In the disc’s extra features, producer Lisa Hansen makes it clear that Robert Englund was well prepared when he undertook his first outing as a director here and she indicates that he had a specific vision for the film. Englund’s efforts are commendable for the most part and we can accept that the oneiric atmosphere that pervades many of 976-EVIL’s scenes was intentional. Slightly soft focused cinematography, hazy but distinctively coloured lighting strategies, imaginative camera angles and unnaturally empty downtown streets after dark give parts of this show an effective dreamlike quality. And weird details like the vacuum tube transportation system (the kind that department stores once used for the quick and safe transportation of cash between floors) that Hoax uses to secretly send written messages to Spike all add to the slightly off-kilter ambience of the show.

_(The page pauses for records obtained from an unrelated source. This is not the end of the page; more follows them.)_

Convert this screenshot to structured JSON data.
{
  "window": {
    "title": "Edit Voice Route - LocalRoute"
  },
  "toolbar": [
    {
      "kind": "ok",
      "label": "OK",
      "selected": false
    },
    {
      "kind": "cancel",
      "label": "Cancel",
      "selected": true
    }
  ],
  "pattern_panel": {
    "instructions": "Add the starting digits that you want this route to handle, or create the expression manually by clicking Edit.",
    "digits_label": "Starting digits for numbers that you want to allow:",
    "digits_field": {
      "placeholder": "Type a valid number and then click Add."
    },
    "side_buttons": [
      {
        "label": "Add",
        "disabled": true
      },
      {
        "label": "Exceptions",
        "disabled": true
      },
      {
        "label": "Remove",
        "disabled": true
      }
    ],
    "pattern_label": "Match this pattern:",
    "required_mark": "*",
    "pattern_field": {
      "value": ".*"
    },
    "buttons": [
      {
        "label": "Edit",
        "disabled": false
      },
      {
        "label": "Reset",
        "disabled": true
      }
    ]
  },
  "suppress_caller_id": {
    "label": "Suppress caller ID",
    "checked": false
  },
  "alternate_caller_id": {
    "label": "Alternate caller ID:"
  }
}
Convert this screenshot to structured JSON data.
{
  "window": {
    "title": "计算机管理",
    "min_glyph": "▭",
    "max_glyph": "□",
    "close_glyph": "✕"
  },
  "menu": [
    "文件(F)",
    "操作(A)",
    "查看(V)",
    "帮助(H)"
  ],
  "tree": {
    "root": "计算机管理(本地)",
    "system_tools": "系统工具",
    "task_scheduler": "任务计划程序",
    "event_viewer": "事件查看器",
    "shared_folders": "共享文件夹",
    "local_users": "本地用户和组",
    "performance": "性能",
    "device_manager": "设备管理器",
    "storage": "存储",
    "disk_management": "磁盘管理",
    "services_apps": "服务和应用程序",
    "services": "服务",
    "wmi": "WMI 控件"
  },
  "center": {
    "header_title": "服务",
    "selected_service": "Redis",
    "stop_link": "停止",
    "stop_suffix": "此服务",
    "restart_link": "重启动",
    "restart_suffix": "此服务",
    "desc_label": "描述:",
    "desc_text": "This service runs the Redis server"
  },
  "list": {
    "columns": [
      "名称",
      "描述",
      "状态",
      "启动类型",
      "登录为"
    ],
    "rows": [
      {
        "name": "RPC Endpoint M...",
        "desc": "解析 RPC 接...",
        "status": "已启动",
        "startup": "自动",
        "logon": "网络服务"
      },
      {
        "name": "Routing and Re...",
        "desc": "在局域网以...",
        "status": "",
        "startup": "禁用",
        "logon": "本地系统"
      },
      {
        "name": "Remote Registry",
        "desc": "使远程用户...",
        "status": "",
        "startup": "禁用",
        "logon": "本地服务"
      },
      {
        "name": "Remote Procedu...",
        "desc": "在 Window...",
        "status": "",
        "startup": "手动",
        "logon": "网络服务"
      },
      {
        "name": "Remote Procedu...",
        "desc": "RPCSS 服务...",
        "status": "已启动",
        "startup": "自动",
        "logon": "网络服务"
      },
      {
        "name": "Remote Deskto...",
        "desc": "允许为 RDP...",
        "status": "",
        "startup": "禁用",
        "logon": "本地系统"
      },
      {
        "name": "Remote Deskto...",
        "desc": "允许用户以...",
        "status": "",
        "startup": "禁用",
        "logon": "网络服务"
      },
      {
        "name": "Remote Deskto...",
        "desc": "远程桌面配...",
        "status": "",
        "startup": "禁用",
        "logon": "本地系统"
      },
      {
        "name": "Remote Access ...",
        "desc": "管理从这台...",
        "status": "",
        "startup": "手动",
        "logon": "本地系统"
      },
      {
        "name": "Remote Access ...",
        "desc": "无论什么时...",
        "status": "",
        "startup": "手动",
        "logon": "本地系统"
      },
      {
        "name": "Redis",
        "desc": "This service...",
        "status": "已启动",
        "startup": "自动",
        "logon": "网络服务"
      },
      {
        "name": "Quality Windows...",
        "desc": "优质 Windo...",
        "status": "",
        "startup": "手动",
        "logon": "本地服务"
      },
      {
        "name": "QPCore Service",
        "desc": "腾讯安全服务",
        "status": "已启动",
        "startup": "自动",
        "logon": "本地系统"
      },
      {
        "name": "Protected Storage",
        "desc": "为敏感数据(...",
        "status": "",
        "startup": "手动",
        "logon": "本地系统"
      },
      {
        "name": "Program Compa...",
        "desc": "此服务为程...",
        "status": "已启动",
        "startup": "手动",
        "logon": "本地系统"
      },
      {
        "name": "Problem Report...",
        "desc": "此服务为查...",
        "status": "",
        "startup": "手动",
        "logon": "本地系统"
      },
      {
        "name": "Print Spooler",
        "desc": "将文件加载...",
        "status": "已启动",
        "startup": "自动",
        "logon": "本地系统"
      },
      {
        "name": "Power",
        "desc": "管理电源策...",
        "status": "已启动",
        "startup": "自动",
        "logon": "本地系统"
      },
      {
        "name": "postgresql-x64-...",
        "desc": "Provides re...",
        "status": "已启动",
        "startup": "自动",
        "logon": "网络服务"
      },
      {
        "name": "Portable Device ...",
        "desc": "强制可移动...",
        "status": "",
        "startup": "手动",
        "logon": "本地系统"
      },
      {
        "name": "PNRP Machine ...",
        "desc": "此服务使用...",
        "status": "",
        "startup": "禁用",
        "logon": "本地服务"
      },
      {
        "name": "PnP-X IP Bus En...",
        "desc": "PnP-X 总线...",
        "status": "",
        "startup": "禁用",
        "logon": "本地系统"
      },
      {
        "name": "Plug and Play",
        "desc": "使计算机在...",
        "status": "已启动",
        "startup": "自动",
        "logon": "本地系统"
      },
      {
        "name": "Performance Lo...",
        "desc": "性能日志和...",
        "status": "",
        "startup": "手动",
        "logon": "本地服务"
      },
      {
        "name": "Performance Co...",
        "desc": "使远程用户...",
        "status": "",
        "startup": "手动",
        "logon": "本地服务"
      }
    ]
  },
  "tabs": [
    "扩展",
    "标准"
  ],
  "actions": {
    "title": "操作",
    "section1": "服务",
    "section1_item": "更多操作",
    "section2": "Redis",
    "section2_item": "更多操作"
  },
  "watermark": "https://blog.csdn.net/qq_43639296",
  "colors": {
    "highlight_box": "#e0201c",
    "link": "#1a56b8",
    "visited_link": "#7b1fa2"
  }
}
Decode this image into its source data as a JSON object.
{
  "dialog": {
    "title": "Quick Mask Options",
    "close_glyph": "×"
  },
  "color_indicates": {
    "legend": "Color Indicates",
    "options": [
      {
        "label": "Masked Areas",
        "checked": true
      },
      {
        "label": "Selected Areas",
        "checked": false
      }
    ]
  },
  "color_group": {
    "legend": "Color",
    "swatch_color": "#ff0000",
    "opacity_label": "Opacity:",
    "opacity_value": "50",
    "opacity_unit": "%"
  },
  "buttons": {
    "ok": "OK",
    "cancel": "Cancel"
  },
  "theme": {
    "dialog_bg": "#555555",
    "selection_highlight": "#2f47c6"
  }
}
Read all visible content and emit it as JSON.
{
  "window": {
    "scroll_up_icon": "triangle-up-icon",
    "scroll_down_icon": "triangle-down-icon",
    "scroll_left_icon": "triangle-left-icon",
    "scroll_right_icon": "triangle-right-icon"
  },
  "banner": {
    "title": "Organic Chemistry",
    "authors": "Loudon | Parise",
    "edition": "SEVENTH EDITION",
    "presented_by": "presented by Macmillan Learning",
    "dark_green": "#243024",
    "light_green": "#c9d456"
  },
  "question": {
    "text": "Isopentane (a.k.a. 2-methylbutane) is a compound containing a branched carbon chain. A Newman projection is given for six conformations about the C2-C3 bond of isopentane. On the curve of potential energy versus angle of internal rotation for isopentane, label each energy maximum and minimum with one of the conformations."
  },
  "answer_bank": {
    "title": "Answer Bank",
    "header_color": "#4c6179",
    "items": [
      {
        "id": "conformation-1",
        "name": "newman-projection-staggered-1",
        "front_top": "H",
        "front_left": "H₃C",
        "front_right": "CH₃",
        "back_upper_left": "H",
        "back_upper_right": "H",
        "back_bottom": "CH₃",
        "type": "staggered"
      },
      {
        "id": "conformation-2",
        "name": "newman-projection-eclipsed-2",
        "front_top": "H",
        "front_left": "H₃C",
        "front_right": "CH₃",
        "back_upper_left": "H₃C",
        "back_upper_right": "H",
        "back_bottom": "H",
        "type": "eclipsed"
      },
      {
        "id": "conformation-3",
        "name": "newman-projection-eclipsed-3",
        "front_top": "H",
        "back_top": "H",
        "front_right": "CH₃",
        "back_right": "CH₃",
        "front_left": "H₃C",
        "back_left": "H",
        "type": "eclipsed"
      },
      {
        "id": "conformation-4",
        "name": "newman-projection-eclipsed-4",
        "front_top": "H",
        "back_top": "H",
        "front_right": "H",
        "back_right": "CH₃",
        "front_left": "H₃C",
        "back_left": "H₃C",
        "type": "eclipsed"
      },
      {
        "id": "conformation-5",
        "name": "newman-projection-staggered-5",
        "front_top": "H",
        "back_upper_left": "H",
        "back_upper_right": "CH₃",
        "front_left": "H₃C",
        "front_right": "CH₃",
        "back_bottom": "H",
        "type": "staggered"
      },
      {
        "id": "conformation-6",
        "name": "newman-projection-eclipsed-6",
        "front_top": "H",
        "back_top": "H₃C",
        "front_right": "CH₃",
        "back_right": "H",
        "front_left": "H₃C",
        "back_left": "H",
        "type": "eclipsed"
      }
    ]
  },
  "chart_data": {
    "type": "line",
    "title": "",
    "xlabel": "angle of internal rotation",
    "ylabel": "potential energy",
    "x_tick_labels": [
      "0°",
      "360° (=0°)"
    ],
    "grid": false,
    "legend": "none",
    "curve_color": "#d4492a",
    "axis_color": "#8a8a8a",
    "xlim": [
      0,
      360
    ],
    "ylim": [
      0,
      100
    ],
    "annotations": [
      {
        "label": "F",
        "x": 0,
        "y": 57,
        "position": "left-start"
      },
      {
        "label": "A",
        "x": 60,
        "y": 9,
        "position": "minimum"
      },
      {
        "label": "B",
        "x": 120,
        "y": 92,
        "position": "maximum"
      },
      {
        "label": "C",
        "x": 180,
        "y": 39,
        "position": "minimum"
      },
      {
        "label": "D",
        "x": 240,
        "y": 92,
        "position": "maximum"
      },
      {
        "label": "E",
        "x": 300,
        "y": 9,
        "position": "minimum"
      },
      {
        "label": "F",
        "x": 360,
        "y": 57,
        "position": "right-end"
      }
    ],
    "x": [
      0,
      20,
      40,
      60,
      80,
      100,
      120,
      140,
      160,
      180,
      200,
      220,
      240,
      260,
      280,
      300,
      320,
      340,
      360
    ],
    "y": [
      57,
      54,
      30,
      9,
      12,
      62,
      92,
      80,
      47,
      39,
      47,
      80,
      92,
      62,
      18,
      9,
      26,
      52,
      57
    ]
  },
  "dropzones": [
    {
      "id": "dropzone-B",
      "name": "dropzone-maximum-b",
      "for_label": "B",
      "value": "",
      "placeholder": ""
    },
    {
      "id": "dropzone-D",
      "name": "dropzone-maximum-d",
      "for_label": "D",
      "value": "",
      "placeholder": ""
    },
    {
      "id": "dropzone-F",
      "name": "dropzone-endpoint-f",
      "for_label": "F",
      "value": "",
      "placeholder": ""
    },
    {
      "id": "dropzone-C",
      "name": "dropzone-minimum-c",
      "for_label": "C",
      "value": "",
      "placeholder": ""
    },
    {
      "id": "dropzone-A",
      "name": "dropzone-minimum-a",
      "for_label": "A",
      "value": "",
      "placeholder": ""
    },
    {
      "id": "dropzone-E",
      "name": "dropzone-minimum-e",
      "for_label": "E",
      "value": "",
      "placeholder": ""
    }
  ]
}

976-EVIL is the type of film that could only have been made by somebody who possessed great affection for outrageous and low budget horror scenarios. The show is built around a pretty outlandish idea that lends itself to odd moments of tongue-in-cheek humour as well as instances of quite gory horror. However, Englund and his crew’s enthusiasm for — and belief in — their material is evident throughout and this assists us in suspending our disbelief. If we add the gusto with which Englund’s cast enters into the spirit of things, the show’s decent enough production values, the unpredictable nature of its narrative, its interesting sets and its intriguingly quirky aspects, we’re left with a strangely likeable, thoroughly entertaining and really quite compelling little horror film.
Eureka Entertainment’s Region B Blu-ray of 976-Evil is a quite pleasing presentation of this old video rental store favourite. The picture and sound quality here are both near enough excellent. The disc’s extra features include an informative and entertaining audio commentary by Robert Englund and the show’s set decorator Nancy Booth Englund, an extended VHS release version of the film (104 minutes long and presented full-frame) and interviews with crew members.
Reviewed by Lee Broughton
Region B Blu-ray rates:
Movie: Good ++
Video: Very Good / Excellent
Supplements: An audio commentary with Robert Englund and Nancy Booth Englund, an extended VHS release version of the film, interviews with Kevin Yagher (special effects creator), Howard Berger (make-up shop supervisor) and Lisa Hansen (producer) and an image gallery. The first 2000 copies of this release come with a slipcase and a booklet that features writing on the film by Craig Ian Mann.
Deaf and Hearing-impaired Friendly? YES; Subtitles: English
Packaging: One Blu-ray in Keep case
Reviewed: November 4, 2020
Text © Copyright 2020 Lee Broughton
CineSavant Text © Copyright 2020 Glenn Erickson